To commemorate World Bee Day 2021, NESFAS reached out to a few beekeepers from the partner communities. These- individuals have been in the eye of the storm for quite a few years now and are well equipped with the information required to nurture and build a business around successful beekeeping.
“I practice beekeeping in my lush village of Mawpynthymmai”. It was only until recently in 2015 when a small group consisting of 11 members was formed, called the Synroplang Beekeepers SHG Mawpynthymmai, and Bah Wallamjingkmen serve as the president. Each member is assigned around 10-20 beehives each, and take care of the beehives and cultivate them as this is their primary source of income. In 2016, these members attended a Beekeepers Training Programme that was held in their village which opened their eyes to modern methods of beekeeping which involved producing and collecting honey from small bee boxes; this proved to be a success and it allowed them to collect around 3-5 kgs of honey in the month of February and at the end of the year and export it to the market for sale.
For Jylli Nongrum, beekeeping is a tradition that has been passed down from his ancestors as a set occupation for the family.
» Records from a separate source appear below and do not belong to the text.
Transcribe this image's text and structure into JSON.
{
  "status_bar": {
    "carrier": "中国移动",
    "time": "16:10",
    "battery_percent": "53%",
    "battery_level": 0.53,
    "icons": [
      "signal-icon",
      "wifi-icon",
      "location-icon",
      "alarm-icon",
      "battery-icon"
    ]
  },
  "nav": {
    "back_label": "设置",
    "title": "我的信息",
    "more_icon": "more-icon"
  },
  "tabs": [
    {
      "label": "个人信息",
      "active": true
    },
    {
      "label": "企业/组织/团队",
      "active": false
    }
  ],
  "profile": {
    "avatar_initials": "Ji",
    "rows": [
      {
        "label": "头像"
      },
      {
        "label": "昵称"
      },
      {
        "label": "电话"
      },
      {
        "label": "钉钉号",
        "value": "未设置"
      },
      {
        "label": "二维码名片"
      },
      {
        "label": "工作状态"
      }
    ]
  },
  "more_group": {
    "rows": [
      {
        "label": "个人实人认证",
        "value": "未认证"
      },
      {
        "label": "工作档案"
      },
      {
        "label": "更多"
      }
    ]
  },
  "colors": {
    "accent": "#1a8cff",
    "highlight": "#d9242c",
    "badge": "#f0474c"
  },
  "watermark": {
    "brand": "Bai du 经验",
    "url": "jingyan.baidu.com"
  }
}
He claimed that he has been practicing the method of beekeeping since he was a teenager, and as he grew up he realised the true potential and demand of honey, especially as a natural medicinal healer of wounds and other health conditions; this inspired him to cultivate plenty of beehives which produced around 4-6 kgs of honey and he could sell in the markets.
We at NESFAS were very curious to know what it takes to run a successful beekeeping business and also what the hardest part of the process was; Mr Richard Ranee of Nongtraw Village said that off late, due to deforestation, the bees find it difficult to collect nectar and produce enough honey for an economic purpose; he also said that beekeeping by itself is a futile activity and that it truly must be used for an economic purpose for the livelihood of the communities to carry on. Most of the honey-collection should ideally be completed within the month of August, but due to drastic climatic changes, the bees and in the process, the communities, are both short of food. He said that he has to resort to feeding the bees their own honey (stored from years back) due to lack of nectar. The communities have also had to resort to artificial scientific methods since felling of trees now prevents them from building natural hives.
In conversation with Mr Onekson G. Sangma, it was found that the hardest part of beekeeping for him was to retain the Queen within the colony; as we know, the Queen is vital in the whole process of honey-production, as all the bees are fixated on her; if by any chance the Queen escapes the nest, the rest of the bees follow suit and abandon the colony regardless of whether or not there is enough food available for them elsewhere; this in turn brings down the production of honey and consequently brings the sales down.
These sessions opened our eyes to a whole new world of undiscovered gems of knowledge and in a way it also taught us not to take the sweet, amber-brown liquid that we enjoy so much for granted. In this day and age, with more and more depletion of natural resources, beekeepers have proven to be impactful contributors to the whole pollination process; their assistance to this life-giving phenomenon impacts the entire ecosystem which goes on to affect the economy as well as the income of so many others who are involved in due process. The difficulties that beekeepers go through to produce what we enjoy is worth a thought and so is adopting this as a hobby and a profession to carry forward; above all, respecting their work and supporting them by purchasing locally produced goods should be a new way of approaching how we shop for our essentials.